┌──
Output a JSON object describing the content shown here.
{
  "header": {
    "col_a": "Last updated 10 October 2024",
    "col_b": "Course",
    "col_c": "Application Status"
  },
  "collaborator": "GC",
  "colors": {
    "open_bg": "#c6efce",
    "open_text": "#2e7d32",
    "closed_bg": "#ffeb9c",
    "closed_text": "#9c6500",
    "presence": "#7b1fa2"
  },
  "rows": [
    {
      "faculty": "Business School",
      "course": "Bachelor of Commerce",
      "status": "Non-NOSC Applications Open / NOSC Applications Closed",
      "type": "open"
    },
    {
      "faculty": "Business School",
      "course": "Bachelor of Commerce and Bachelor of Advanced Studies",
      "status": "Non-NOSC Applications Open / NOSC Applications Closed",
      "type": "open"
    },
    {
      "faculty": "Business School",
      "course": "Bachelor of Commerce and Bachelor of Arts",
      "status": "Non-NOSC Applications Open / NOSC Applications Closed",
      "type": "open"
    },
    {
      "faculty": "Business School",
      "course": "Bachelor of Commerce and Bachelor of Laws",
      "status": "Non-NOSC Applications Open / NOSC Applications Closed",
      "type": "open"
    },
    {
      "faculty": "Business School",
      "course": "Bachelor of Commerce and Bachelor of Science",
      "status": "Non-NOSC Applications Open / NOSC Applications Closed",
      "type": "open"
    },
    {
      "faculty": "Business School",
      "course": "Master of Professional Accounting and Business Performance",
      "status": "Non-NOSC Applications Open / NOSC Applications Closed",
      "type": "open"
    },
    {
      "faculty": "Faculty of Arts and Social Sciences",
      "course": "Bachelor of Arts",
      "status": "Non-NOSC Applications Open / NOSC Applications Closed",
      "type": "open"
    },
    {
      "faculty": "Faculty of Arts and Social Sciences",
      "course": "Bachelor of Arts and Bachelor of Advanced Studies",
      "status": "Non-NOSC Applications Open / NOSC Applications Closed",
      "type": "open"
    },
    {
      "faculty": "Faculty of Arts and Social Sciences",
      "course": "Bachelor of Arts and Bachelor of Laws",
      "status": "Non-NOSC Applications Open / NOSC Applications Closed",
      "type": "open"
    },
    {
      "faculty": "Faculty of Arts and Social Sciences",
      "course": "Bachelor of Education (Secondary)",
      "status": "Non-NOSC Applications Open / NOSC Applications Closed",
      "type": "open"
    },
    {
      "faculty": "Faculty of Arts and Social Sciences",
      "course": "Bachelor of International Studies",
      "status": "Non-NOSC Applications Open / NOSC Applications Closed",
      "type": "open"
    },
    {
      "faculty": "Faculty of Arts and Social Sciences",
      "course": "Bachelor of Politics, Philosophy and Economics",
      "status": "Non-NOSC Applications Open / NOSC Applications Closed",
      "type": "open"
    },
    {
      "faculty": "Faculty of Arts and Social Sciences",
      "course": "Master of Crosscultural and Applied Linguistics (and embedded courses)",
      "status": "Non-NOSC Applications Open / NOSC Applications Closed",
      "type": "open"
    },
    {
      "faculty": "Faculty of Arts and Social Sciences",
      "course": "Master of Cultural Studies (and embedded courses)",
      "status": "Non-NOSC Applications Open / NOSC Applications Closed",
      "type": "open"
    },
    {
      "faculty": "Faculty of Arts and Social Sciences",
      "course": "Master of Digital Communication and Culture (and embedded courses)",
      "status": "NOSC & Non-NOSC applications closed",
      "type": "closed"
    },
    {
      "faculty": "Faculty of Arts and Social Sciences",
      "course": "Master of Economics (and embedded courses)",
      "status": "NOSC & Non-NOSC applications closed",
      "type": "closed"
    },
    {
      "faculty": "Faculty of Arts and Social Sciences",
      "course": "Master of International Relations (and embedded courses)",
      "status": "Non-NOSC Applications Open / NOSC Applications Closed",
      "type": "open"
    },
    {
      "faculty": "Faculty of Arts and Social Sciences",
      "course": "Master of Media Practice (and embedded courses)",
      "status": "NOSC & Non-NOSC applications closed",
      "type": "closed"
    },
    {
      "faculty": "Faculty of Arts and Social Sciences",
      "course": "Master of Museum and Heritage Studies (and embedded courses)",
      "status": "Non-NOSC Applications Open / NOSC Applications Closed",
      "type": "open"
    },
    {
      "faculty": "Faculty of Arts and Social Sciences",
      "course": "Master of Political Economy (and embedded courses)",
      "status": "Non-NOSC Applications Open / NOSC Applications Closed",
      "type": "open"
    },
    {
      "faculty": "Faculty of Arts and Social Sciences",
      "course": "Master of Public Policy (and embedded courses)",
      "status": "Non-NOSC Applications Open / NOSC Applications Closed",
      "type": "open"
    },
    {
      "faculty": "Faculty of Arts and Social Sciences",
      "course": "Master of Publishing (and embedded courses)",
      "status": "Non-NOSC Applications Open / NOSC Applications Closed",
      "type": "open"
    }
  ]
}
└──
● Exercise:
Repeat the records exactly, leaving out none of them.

● Answer below:
Output a JSON object describing the content shown here.
{
  "header": {
    "col_a": "Last updated 10 October 2024",
    "col_b": "Course",
    "col_c": "Application Status"
  },
  "collaborator": "GC",
  "colors": {
    "open_bg": "#c6efce",
    "open_text": "#2e7d32",
    "closed_bg": "#ffeb9c",
    "closed_text": "#9c6500",
    "presence": "#7b1fa2"
  },
  "rows": [
    {
      "faculty": "Business School",
      "course": "Bachelor of Commerce",
      "status": "Non-NOSC Applications Open / NOSC Applications Closed",
      "type": "open"
    },
    {
      "faculty": "Business School",
      "course": "Bachelor of Commerce and Bachelor of Advanced Studies",
      "status": "Non-NOSC Applications Open / NOSC Applications Closed",
      "type": "open"
    },
    {
      "faculty": "Business School",
      "course": "Bachelor of Commerce and Bachelor of Arts",
      "status": "Non-NOSC Applications Open / NOSC Applications Closed",
      "type": "open"
    },
    {
      "faculty": "Business School",
      "course": "Bachelor of Commerce and Bachelor of Laws",
      "status": "Non-NOSC Applications Open / NOSC Applications Closed",
      "type": "open"
    },
    {
      "faculty": "Business School",
      "course": "Bachelor of Commerce and Bachelor of Science",
      "status": "Non-NOSC Applications Open / NOSC Applications Closed",
      "type": "open"
    },
    {
      "faculty": "Business School",
      "course": "Master of Professional Accounting and Business Performance",
      "status": "Non-NOSC Applications Open / NOSC Applications Closed",
      "type": "open"
    },
    {
      "faculty": "Faculty of Arts and Social Sciences",
      "course": "Bachelor of Arts",
      "status": "Non-NOSC Applications Open / NOSC Applications Closed",
      "type": "open"
    },
    {
      "faculty": "Faculty of Arts and Social Sciences",
      "course": "Bachelor of Arts and Bachelor of Advanced Studies",
      "status": "Non-NOSC Applications Open / NOSC Applications Closed",
      "type": "open"
    },
    {
      "faculty": "Faculty of Arts and Social Sciences",
      "course": "Bachelor of Arts and Bachelor of Laws",
      "status": "Non-NOSC Applications Open / NOSC Applications Closed",
      "type": "open"
    },
    {
      "faculty": "Faculty of Arts and Social Sciences",
      "course": "Bachelor of Education (Secondary)",
      "status": "Non-NOSC Applications Open / NOSC Applications Closed",
      "type": "open"
    },
    {
      "faculty": "Faculty of Arts and Social Sciences",
      "course": "Bachelor of International Studies",
      "status": "Non-NOSC Applications Open / NOSC Applications Closed",
      "type": "open"
    },
    {
      "faculty": "Faculty of Arts and Social Sciences",
      "course": "Bachelor of Politics, Philosophy and Economics",
      "status": "Non-NOSC Applications Open / NOSC Applications Closed",
      "type": "open"
    },
    {
      "faculty": "Faculty of Arts and Social Sciences",
      "course": "Master of Crosscultural and Applied Linguistics (and embedded courses)",
      "status": "Non-NOSC Applications Open / NOSC Applications Closed",
      "type": "open"
    },
    {
      "faculty": "Faculty of Arts and Social Sciences",
      "course": "Master of Cultural Studies (and embedded courses)",
      "status": "Non-NOSC Applications Open / NOSC Applications Closed",
      "type": "open"
    },
    {
      "faculty": "Faculty of Arts and Social Sciences",
      "course": "Master of Digital Communication and Culture (and embedded courses)",
      "status": "NOSC & Non-NOSC applications closed",
      "type": "closed"
    },
    {
      "faculty": "Faculty of Arts and Social Sciences",
      "course": "Master of Economics (and embedded courses)",
      "status": "NOSC & Non-NOSC applications closed",
      "type": "closed"
    },
    {
      "faculty": "Faculty of Arts and Social Sciences",
      "course": "Master of International Relations (and embedded courses)",
      "status": "Non-NOSC Applications Open / NOSC Applications Closed",
      "type": "open"
    },
    {
      "faculty": "Faculty of Arts and Social Sciences",
      "course": "Master of Media Practice (and embedded courses)",
      "status": "NOSC & Non-NOSC applications closed",
      "type": "closed"
    },
    {
      "faculty": "Faculty of Arts and Social Sciences",
      "course": "Master of Museum and Heritage Studies (and embedded courses)",
      "status": "Non-NOSC Applications Open / NOSC Applications Closed",
      "type": "open"
    },
    {
      "faculty": "Faculty of Arts and Social Sciences",
      "course": "Master of Political Economy (and embedded courses)",
      "status": "Non-NOSC Applications Open / NOSC Applications Closed",
      "type": "open"
    },
    {
      "faculty": "Faculty of Arts and Social Sciences",
      "course": "Master of Public Policy (and embedded courses)",
      "status": "Non-NOSC Applications Open / NOSC Applications Closed",
      "type": "open"
    },
    {
      "faculty": "Faculty of Arts and Social Sciences",
      "course": "Master of Publishing (and embedded courses)",
      "status": "Non-NOSC Applications Open / NOSC Applications Closed",
      "type": "open"
    }
  ]
}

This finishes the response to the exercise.